# Task requirements
Check every line of the entries below for the word "name". Then give the number of lines that have it, with nothing added.

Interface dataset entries
──────────────────────────────

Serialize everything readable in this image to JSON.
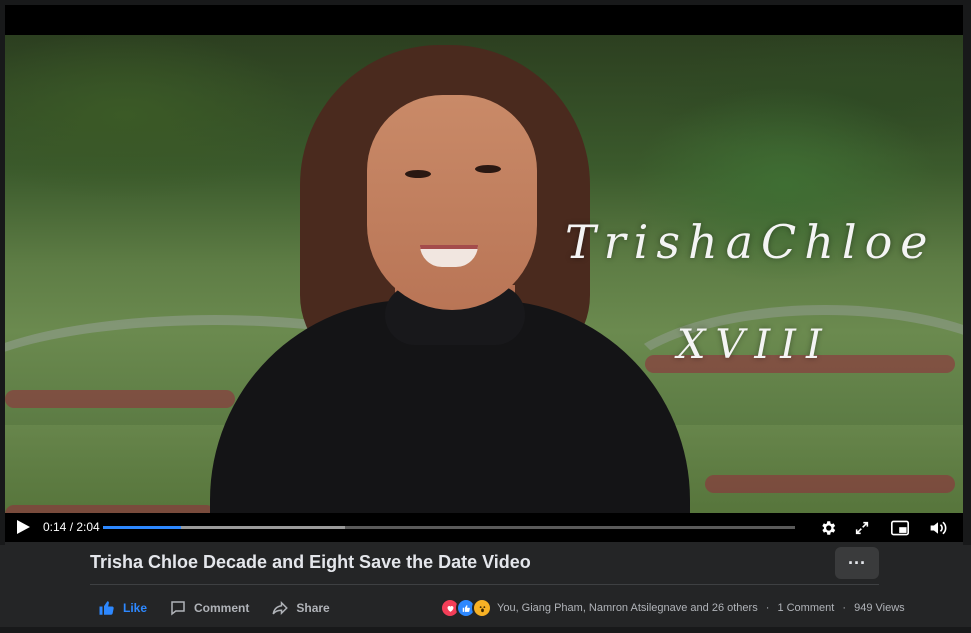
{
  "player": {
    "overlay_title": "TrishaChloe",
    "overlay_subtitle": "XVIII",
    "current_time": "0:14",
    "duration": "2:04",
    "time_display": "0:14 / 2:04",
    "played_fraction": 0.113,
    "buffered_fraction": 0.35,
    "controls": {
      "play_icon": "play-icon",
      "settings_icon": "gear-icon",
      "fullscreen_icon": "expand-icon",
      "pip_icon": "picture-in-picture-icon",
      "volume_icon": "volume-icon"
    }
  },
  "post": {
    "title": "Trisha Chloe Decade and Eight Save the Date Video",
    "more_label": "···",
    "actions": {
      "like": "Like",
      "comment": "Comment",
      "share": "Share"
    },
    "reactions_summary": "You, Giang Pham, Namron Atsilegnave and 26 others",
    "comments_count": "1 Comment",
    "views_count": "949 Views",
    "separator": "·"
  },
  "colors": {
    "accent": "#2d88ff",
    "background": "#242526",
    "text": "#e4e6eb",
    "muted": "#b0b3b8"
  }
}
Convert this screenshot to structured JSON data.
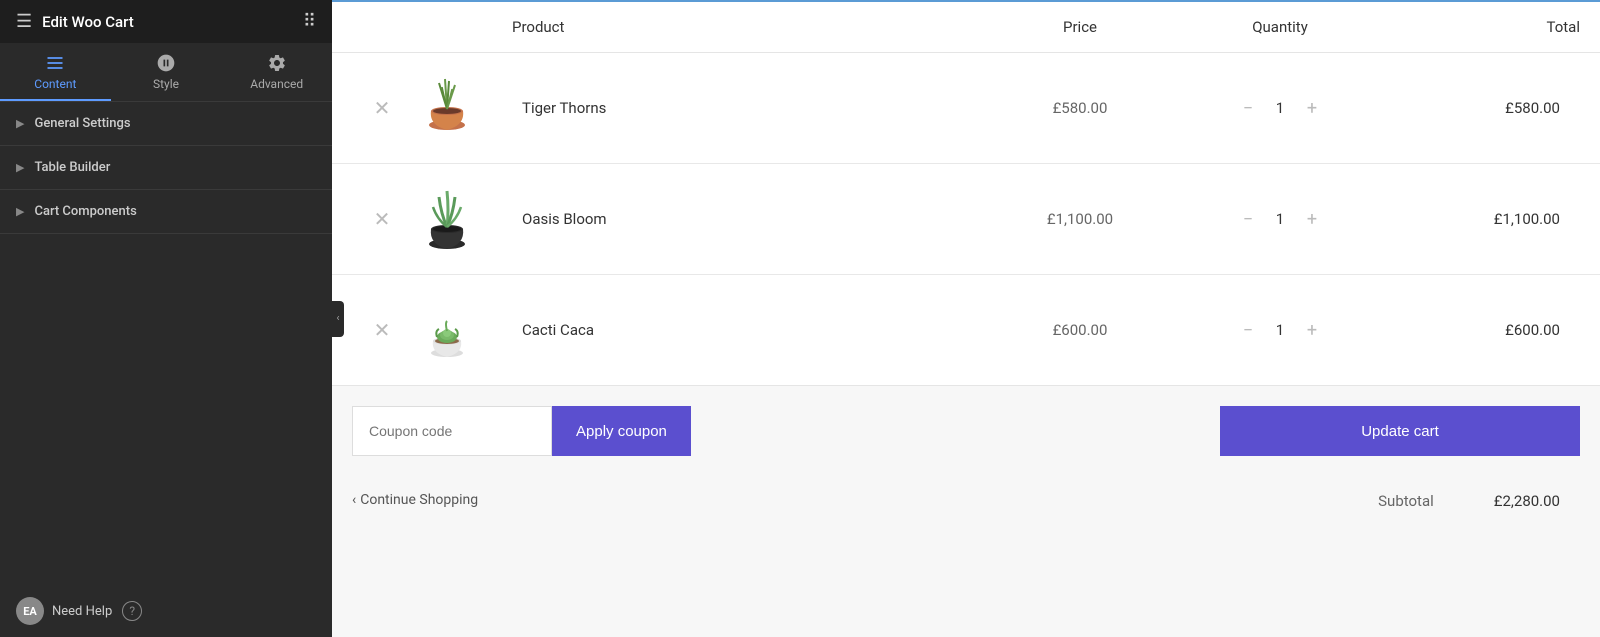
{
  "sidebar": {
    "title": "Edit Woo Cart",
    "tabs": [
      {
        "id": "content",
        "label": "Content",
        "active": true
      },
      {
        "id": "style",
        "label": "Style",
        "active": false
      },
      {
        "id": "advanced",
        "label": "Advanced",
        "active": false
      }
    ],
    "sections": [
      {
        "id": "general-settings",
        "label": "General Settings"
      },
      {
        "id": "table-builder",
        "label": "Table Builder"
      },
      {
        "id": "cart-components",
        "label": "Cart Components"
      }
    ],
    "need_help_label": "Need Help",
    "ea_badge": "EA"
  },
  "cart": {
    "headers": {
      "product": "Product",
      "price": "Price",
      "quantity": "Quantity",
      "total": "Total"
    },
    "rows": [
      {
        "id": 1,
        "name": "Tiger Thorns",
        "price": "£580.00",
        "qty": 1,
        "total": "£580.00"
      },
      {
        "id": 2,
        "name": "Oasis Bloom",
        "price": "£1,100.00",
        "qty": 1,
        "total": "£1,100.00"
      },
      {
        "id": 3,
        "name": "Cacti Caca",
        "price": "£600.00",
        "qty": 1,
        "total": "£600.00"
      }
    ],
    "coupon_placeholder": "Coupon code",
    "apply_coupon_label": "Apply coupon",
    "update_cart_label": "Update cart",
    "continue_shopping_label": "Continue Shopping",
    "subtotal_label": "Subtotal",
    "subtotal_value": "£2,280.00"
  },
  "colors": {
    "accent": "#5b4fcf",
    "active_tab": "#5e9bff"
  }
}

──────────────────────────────

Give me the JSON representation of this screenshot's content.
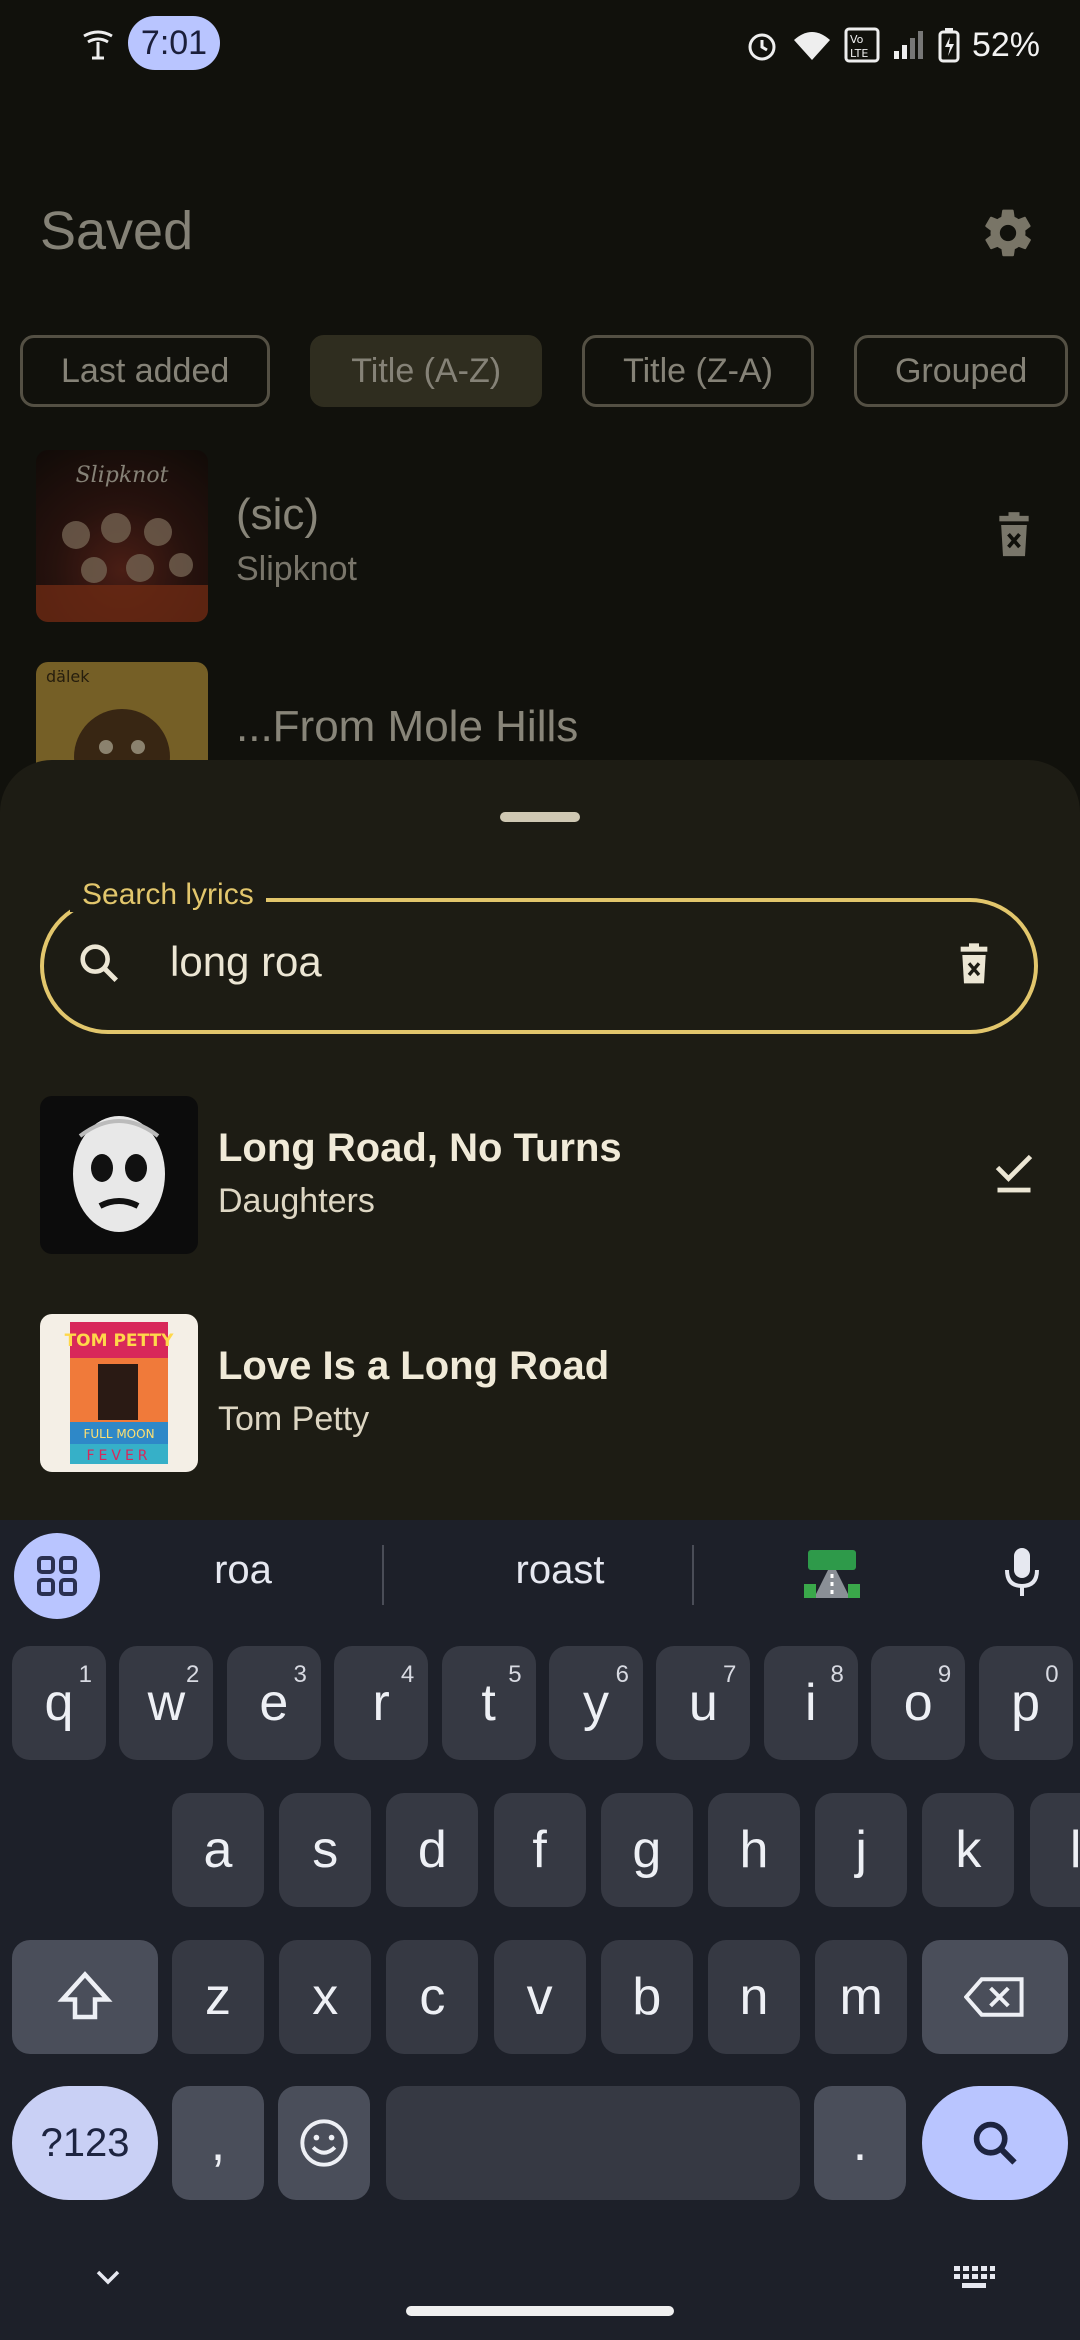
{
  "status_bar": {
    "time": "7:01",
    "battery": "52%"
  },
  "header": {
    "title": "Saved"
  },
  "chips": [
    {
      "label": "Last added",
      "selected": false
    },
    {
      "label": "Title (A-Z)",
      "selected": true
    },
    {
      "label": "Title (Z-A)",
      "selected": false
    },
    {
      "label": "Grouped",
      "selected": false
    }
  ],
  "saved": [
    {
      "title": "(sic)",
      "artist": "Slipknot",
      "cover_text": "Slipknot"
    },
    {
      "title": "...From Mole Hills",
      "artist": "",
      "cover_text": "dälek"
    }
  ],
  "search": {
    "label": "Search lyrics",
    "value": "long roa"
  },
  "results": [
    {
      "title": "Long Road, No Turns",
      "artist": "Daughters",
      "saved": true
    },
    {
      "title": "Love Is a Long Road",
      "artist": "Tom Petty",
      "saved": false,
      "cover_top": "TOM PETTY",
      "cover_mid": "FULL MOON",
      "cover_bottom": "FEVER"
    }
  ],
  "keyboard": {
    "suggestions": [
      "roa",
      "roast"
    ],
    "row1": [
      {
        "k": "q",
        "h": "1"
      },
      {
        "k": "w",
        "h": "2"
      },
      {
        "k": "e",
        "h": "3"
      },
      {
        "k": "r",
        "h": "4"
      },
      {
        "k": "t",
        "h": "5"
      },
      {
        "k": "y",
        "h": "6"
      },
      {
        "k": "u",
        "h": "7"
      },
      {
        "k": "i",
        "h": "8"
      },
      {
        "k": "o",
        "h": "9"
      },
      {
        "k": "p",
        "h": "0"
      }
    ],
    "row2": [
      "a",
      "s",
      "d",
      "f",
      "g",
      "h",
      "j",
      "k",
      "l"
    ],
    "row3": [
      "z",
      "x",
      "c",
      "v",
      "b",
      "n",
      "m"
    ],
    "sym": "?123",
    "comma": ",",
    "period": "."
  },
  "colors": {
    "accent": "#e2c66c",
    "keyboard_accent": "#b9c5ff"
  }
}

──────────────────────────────

# Solution
3